The church understandably wants to sustain a healthy and holy sobriety on this ancient Christian day that marks Jesus’ journey toward the cross. But Christians should think twice about separating a celebration of romance from the solemnity of Ash Wednesday, an occasion focused on mortality. This “Ash Wednesday Valentine’s Day” gives us an opportunity to reconsider what love is and what love is not.
For a Christian, the rock band Boston got it right in 1976: Love is “more than a feeling.” We doubt the authenticity of the Kay Jewelers, empty-shelled love that marks the bourgeois celebration of modern-day Valentine’s Day. Christian love is less about feeling and more about action. It’s gritty. It’s messy. It hurts. In fact, we distrust a love that doesn’t suffer and costs nothing. Paul puts this reality simply in his letter to the Corinthians. He tells us that a love only spoken, but not acted upon, is as worthless as a “clashing cymbal,” while a love that’s performed in deed “always perseveres.”
In short, Ash Wednesday and the beginning of Lent is the ideal antidote to Valentine’s Day exuberance. The very first act of Lent reveals this reality. By receiving and wearing the ashes formed into a sign of the cross on their foreheads, Christians are making the bold claim that we believe in a love that loves so deeply that it is willing to suffer and even die for another.
The story of the feast’s patron Saint Valentine of Rome might shed some light. In recent decades, the Catholic Church has acknowledged that Valentine and the legends surrounding him were historical fiction. But in each of these hagiographies of the Roman priest, Valentine is killed for his love of the poor, his love of Jesus Christ and his love of God. And strangely enough, though this man and his legends are myths, his “example” of giving up his life for another human person has become a cornerstone for this festival of love.
The early Christian community co-opted the Greek word “agape” to describe Jesus’ love for the human race. Agape is a love that is so deep that it’s willing to sacrifice everything for the sake of another. It’s the claim of Christianity and its gospel in a nutshell.
Today such a grand idea seems out of place amid what Father Adolfo Nicolas, the former head of the Jesuits (the pope’s religious order) termed the globalization of superficiality — an emerging era marked by extreme anomie and the deterioration of human relationships through technological advancement and materialism. As Francis reminds us, authentic love challenges us “to run the risk of a face-to-face encounter with others, with their physical presence which challenges us, with their pain and their pleas, with their joy which infects us in our close and continuous interaction.”

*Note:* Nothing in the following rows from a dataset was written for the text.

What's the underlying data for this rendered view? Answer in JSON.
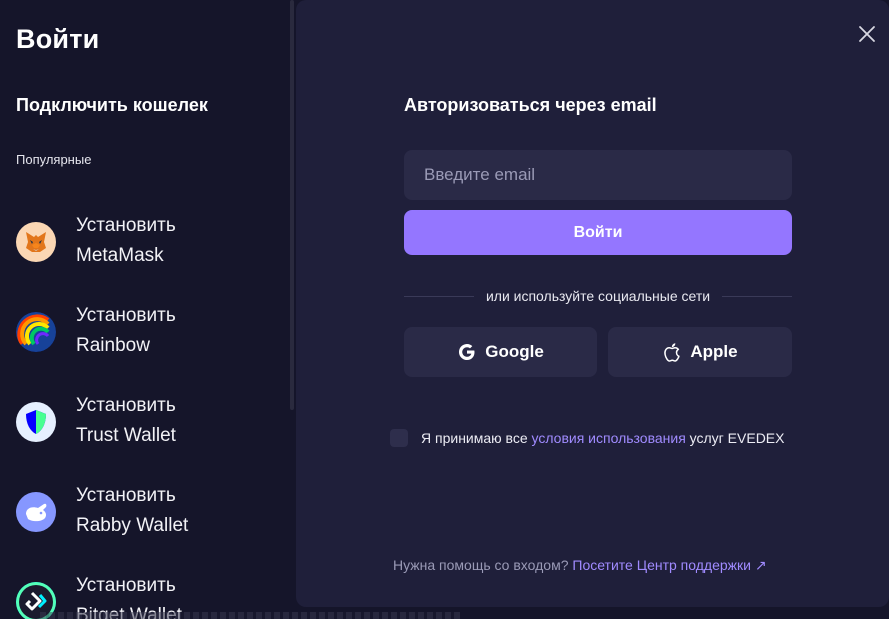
{
  "left": {
    "title": "Войти",
    "subtitle": "Подключить кошелек",
    "section_label": "Популярные",
    "wallets": [
      {
        "action": "Установить",
        "name": "MetaMask",
        "icon": "metamask-fox-icon"
      },
      {
        "action": "Установить",
        "name": "Rainbow",
        "icon": "rainbow-icon"
      },
      {
        "action": "Установить",
        "name": "Trust Wallet",
        "icon": "trust-shield-icon"
      },
      {
        "action": "Установить",
        "name": "Rabby Wallet",
        "icon": "rabby-bunny-icon"
      },
      {
        "action": "Установить",
        "name": "Bitget Wallet",
        "icon": "bitget-icon"
      }
    ]
  },
  "auth": {
    "title": "Авторизоваться через email",
    "email_placeholder": "Введите email",
    "email_value": "",
    "login_label": "Войти",
    "divider_text": "или используйте социальные сети",
    "google_label": "Google",
    "apple_label": "Apple",
    "terms_prefix": "Я принимаю все",
    "terms_link": "условия использования",
    "terms_suffix": "услуг EVEDEX",
    "help_text": "Нужна помощь со входом?",
    "help_link": "Посетите Центр поддержки ↗"
  },
  "colors": {
    "accent": "#9476ff",
    "link": "#a08bff",
    "panel_bg": "#1f1f3a",
    "sidebar_bg": "#15152a"
  }
}
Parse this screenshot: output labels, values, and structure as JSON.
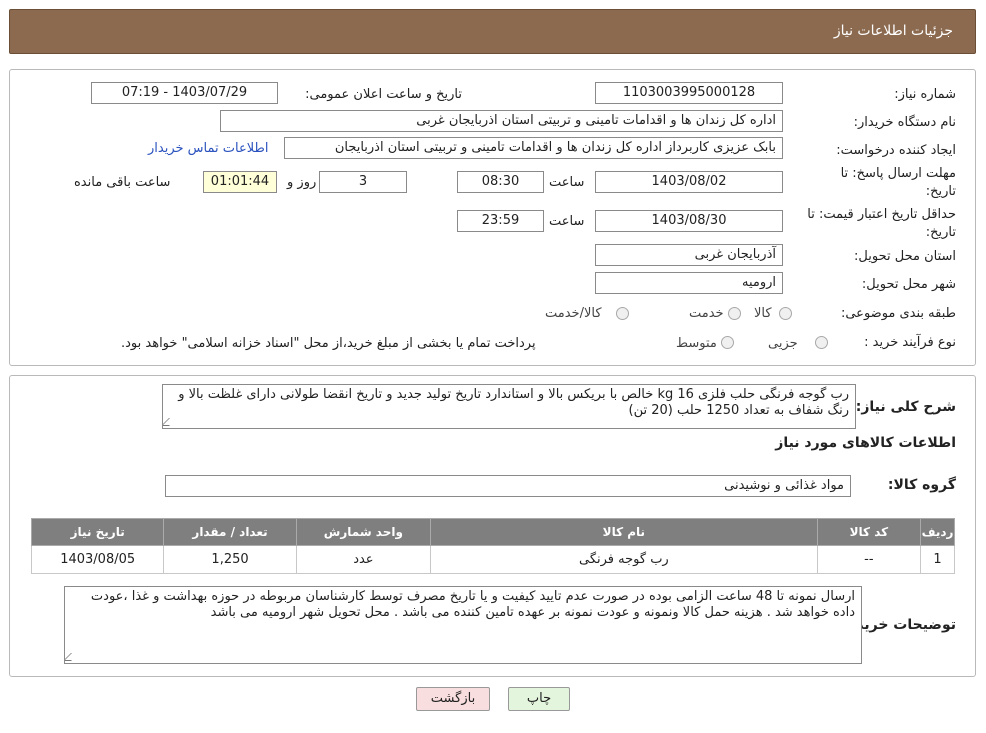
{
  "window": {
    "title": "جزئیات اطلاعات نیاز"
  },
  "form": {
    "need_number_label": "شماره نیاز:",
    "need_number": "1103003995000128",
    "announce_label": "تاریخ و ساعت اعلان عمومی:",
    "announce_value": "1403/07/29 - 07:19",
    "buyer_org_label": "نام دستگاه خریدار:",
    "buyer_org": "اداره کل زندان ها و اقدامات تامینی و تربیتی استان اذربایجان غربی",
    "requester_label": "ایجاد کننده درخواست:",
    "requester": "بابک عزیزی کاربرداز اداره کل زندان ها و اقدامات تامینی و تربیتی استان اذربایجان",
    "contact_link": "اطلاعات تماس خریدار",
    "deadline_label": "مهلت ارسال پاسخ: تا تاریخ:",
    "deadline_date": "1403/08/02",
    "time_label": "ساعت",
    "deadline_time": "08:30",
    "days_value": "3",
    "days_label": "روز و",
    "remaining_time": "01:01:44",
    "remaining_label": "ساعت باقی مانده",
    "validity_label": "حداقل تاریخ اعتبار قیمت: تا تاریخ:",
    "validity_date": "1403/08/30",
    "validity_time": "23:59",
    "province_label": "استان محل تحویل:",
    "province": "آذربایجان غربی",
    "city_label": "شهر محل تحویل:",
    "city": "ارومیه",
    "category_label": "طبقه بندی موضوعی:",
    "category_options": [
      "کالا",
      "خدمت",
      "کالا/خدمت"
    ],
    "process_label": "نوع فرآیند خرید :",
    "process_options": [
      "جزیی",
      "متوسط"
    ],
    "process_note": "پرداخت تمام یا بخشی از مبلغ خرید،از محل \"اسناد خزانه اسلامی\" خواهد بود."
  },
  "details": {
    "summary_label": "شرح کلی نیاز:",
    "summary": "رب گوجه فرنگی حلب فلزی 16 kg خالص با بریکس بالا و استاندارد تاریخ تولید جدید و تاریخ انقضا طولانی دارای غلظت بالا و رنگ شفاف به تعداد 1250 حلب (20 تن)",
    "goods_section_title": "اطلاعات کالاهای مورد نیاز",
    "goods_group_label": "گروه کالا:",
    "goods_group": "مواد غذائی و نوشیدنی",
    "table": {
      "headers": [
        "ردیف",
        "کد کالا",
        "نام کالا",
        "واحد شمارش",
        "تعداد / مقدار",
        "تاریخ نیاز"
      ],
      "rows": [
        [
          "1",
          "--",
          "رب گوجه فرنگی",
          "عدد",
          "1,250",
          "1403/08/05"
        ]
      ]
    },
    "buyer_notes_label": "توضیحات خریدار:",
    "buyer_notes": "ارسال نمونه تا 48  ساعت الزامی بوده در صورت عدم تایید کیفیت و یا تاریخ مصرف توسط کارشناسان مربوطه در حوزه بهداشت و غذا ،عودت داده خواهد شد . هزینه حمل کالا ونمونه و عودت نمونه بر عهده تامین کننده می باشد . محل تحویل شهر ارومیه می باشد"
  },
  "buttons": {
    "back": "بازگشت",
    "print": "چاپ"
  },
  "colors": {
    "titlebar": "#8b6a50",
    "table_header": "#7f7f7f",
    "link": "#2a52be",
    "back_btn": "#f8dede",
    "print_btn": "#e3f5dc"
  }
}
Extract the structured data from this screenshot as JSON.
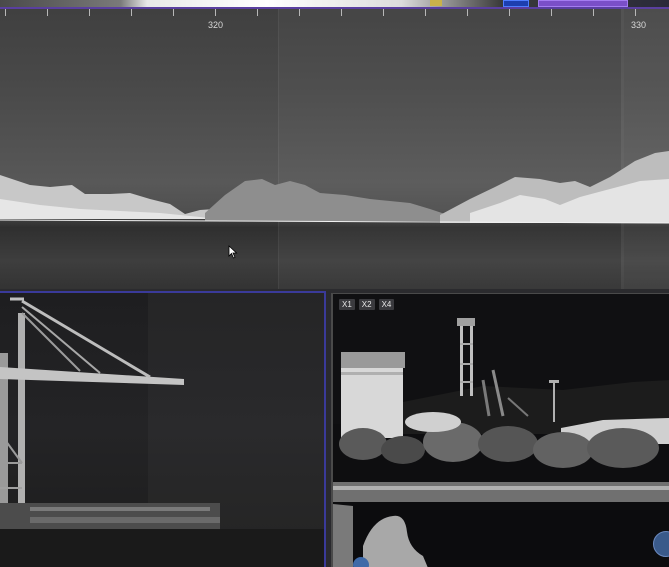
{
  "ruler": {
    "labels": [
      "320",
      "330"
    ]
  },
  "zoom_buttons": [
    "X1",
    "X2",
    "X4"
  ],
  "colors": {
    "accent_blue": "#1c3fb0",
    "accent_purple": "#7a4fc8",
    "panel_border": "#3a3a9a"
  },
  "icons": [
    "pointer-cursor-icon",
    "floating-action-icon"
  ]
}
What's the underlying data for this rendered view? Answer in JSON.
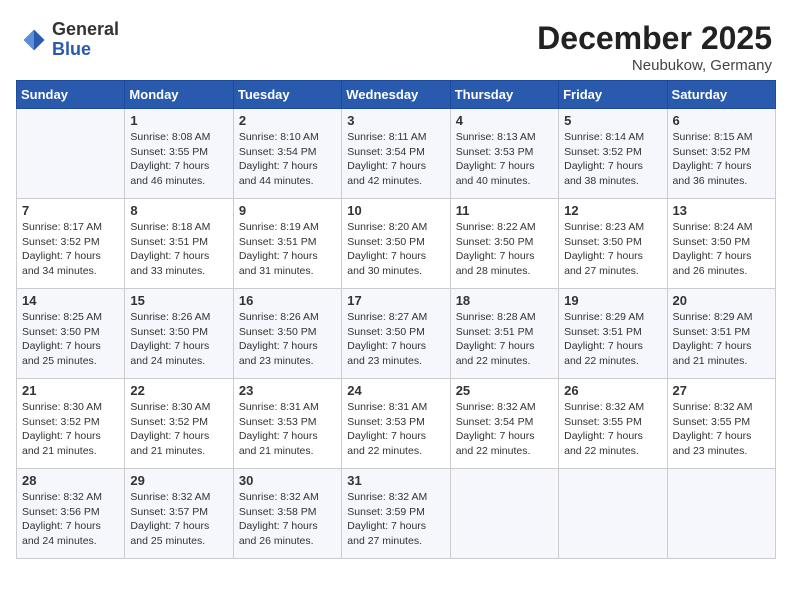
{
  "header": {
    "logo_general": "General",
    "logo_blue": "Blue",
    "month": "December 2025",
    "location": "Neubukow, Germany"
  },
  "weekdays": [
    "Sunday",
    "Monday",
    "Tuesday",
    "Wednesday",
    "Thursday",
    "Friday",
    "Saturday"
  ],
  "weeks": [
    [
      {
        "day": "",
        "sunrise": "",
        "sunset": "",
        "daylight": ""
      },
      {
        "day": "1",
        "sunrise": "Sunrise: 8:08 AM",
        "sunset": "Sunset: 3:55 PM",
        "daylight": "Daylight: 7 hours and 46 minutes."
      },
      {
        "day": "2",
        "sunrise": "Sunrise: 8:10 AM",
        "sunset": "Sunset: 3:54 PM",
        "daylight": "Daylight: 7 hours and 44 minutes."
      },
      {
        "day": "3",
        "sunrise": "Sunrise: 8:11 AM",
        "sunset": "Sunset: 3:54 PM",
        "daylight": "Daylight: 7 hours and 42 minutes."
      },
      {
        "day": "4",
        "sunrise": "Sunrise: 8:13 AM",
        "sunset": "Sunset: 3:53 PM",
        "daylight": "Daylight: 7 hours and 40 minutes."
      },
      {
        "day": "5",
        "sunrise": "Sunrise: 8:14 AM",
        "sunset": "Sunset: 3:52 PM",
        "daylight": "Daylight: 7 hours and 38 minutes."
      },
      {
        "day": "6",
        "sunrise": "Sunrise: 8:15 AM",
        "sunset": "Sunset: 3:52 PM",
        "daylight": "Daylight: 7 hours and 36 minutes."
      }
    ],
    [
      {
        "day": "7",
        "sunrise": "Sunrise: 8:17 AM",
        "sunset": "Sunset: 3:52 PM",
        "daylight": "Daylight: 7 hours and 34 minutes."
      },
      {
        "day": "8",
        "sunrise": "Sunrise: 8:18 AM",
        "sunset": "Sunset: 3:51 PM",
        "daylight": "Daylight: 7 hours and 33 minutes."
      },
      {
        "day": "9",
        "sunrise": "Sunrise: 8:19 AM",
        "sunset": "Sunset: 3:51 PM",
        "daylight": "Daylight: 7 hours and 31 minutes."
      },
      {
        "day": "10",
        "sunrise": "Sunrise: 8:20 AM",
        "sunset": "Sunset: 3:50 PM",
        "daylight": "Daylight: 7 hours and 30 minutes."
      },
      {
        "day": "11",
        "sunrise": "Sunrise: 8:22 AM",
        "sunset": "Sunset: 3:50 PM",
        "daylight": "Daylight: 7 hours and 28 minutes."
      },
      {
        "day": "12",
        "sunrise": "Sunrise: 8:23 AM",
        "sunset": "Sunset: 3:50 PM",
        "daylight": "Daylight: 7 hours and 27 minutes."
      },
      {
        "day": "13",
        "sunrise": "Sunrise: 8:24 AM",
        "sunset": "Sunset: 3:50 PM",
        "daylight": "Daylight: 7 hours and 26 minutes."
      }
    ],
    [
      {
        "day": "14",
        "sunrise": "Sunrise: 8:25 AM",
        "sunset": "Sunset: 3:50 PM",
        "daylight": "Daylight: 7 hours and 25 minutes."
      },
      {
        "day": "15",
        "sunrise": "Sunrise: 8:26 AM",
        "sunset": "Sunset: 3:50 PM",
        "daylight": "Daylight: 7 hours and 24 minutes."
      },
      {
        "day": "16",
        "sunrise": "Sunrise: 8:26 AM",
        "sunset": "Sunset: 3:50 PM",
        "daylight": "Daylight: 7 hours and 23 minutes."
      },
      {
        "day": "17",
        "sunrise": "Sunrise: 8:27 AM",
        "sunset": "Sunset: 3:50 PM",
        "daylight": "Daylight: 7 hours and 23 minutes."
      },
      {
        "day": "18",
        "sunrise": "Sunrise: 8:28 AM",
        "sunset": "Sunset: 3:51 PM",
        "daylight": "Daylight: 7 hours and 22 minutes."
      },
      {
        "day": "19",
        "sunrise": "Sunrise: 8:29 AM",
        "sunset": "Sunset: 3:51 PM",
        "daylight": "Daylight: 7 hours and 22 minutes."
      },
      {
        "day": "20",
        "sunrise": "Sunrise: 8:29 AM",
        "sunset": "Sunset: 3:51 PM",
        "daylight": "Daylight: 7 hours and 21 minutes."
      }
    ],
    [
      {
        "day": "21",
        "sunrise": "Sunrise: 8:30 AM",
        "sunset": "Sunset: 3:52 PM",
        "daylight": "Daylight: 7 hours and 21 minutes."
      },
      {
        "day": "22",
        "sunrise": "Sunrise: 8:30 AM",
        "sunset": "Sunset: 3:52 PM",
        "daylight": "Daylight: 7 hours and 21 minutes."
      },
      {
        "day": "23",
        "sunrise": "Sunrise: 8:31 AM",
        "sunset": "Sunset: 3:53 PM",
        "daylight": "Daylight: 7 hours and 21 minutes."
      },
      {
        "day": "24",
        "sunrise": "Sunrise: 8:31 AM",
        "sunset": "Sunset: 3:53 PM",
        "daylight": "Daylight: 7 hours and 22 minutes."
      },
      {
        "day": "25",
        "sunrise": "Sunrise: 8:32 AM",
        "sunset": "Sunset: 3:54 PM",
        "daylight": "Daylight: 7 hours and 22 minutes."
      },
      {
        "day": "26",
        "sunrise": "Sunrise: 8:32 AM",
        "sunset": "Sunset: 3:55 PM",
        "daylight": "Daylight: 7 hours and 22 minutes."
      },
      {
        "day": "27",
        "sunrise": "Sunrise: 8:32 AM",
        "sunset": "Sunset: 3:55 PM",
        "daylight": "Daylight: 7 hours and 23 minutes."
      }
    ],
    [
      {
        "day": "28",
        "sunrise": "Sunrise: 8:32 AM",
        "sunset": "Sunset: 3:56 PM",
        "daylight": "Daylight: 7 hours and 24 minutes."
      },
      {
        "day": "29",
        "sunrise": "Sunrise: 8:32 AM",
        "sunset": "Sunset: 3:57 PM",
        "daylight": "Daylight: 7 hours and 25 minutes."
      },
      {
        "day": "30",
        "sunrise": "Sunrise: 8:32 AM",
        "sunset": "Sunset: 3:58 PM",
        "daylight": "Daylight: 7 hours and 26 minutes."
      },
      {
        "day": "31",
        "sunrise": "Sunrise: 8:32 AM",
        "sunset": "Sunset: 3:59 PM",
        "daylight": "Daylight: 7 hours and 27 minutes."
      },
      {
        "day": "",
        "sunrise": "",
        "sunset": "",
        "daylight": ""
      },
      {
        "day": "",
        "sunrise": "",
        "sunset": "",
        "daylight": ""
      },
      {
        "day": "",
        "sunrise": "",
        "sunset": "",
        "daylight": ""
      }
    ]
  ]
}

But that reality is difficult today. When we can block out the ugly sounds of the world with our earphones, our perceptions remain shallow. When we can skim and scroll through our news, we do not have to internalize the suffering of others and, in turn, prevent ourselves from suffering under the unbearable brokenness of our world. When we can “friend” mere acquaintances or total strangers on social media and then — if necessary — “unfriend” real friends without the hard work of encounter, confrontation and reconciliation, then our relationships become superficial, artificial and incomplete.
But whether we see it, agape is still alive. It is alive in anyone who has suffered intense loss and kept moving, who has made the decision to love another with no promise of a reward, who has doubted the existence of God and yet prayed anyway and who has endured suffering for the sake of someone else and found great strength in doing so.
Ash Wednesday and the subsequent Lenten season, then, is a time to learn how to love again. This can go beyond creed or faith. It is an invitation to everyone who wants to find the fullest measure of living. Now is a good time to ask ourselves what we can give up this season to enrich our sense and practice of agape. In doing so, we can find a new experience of love that can make us whole and can set us free.
CORRECTION: An earlier version of this article incorrectly attributed some language about St. Valentine to Pope Francis.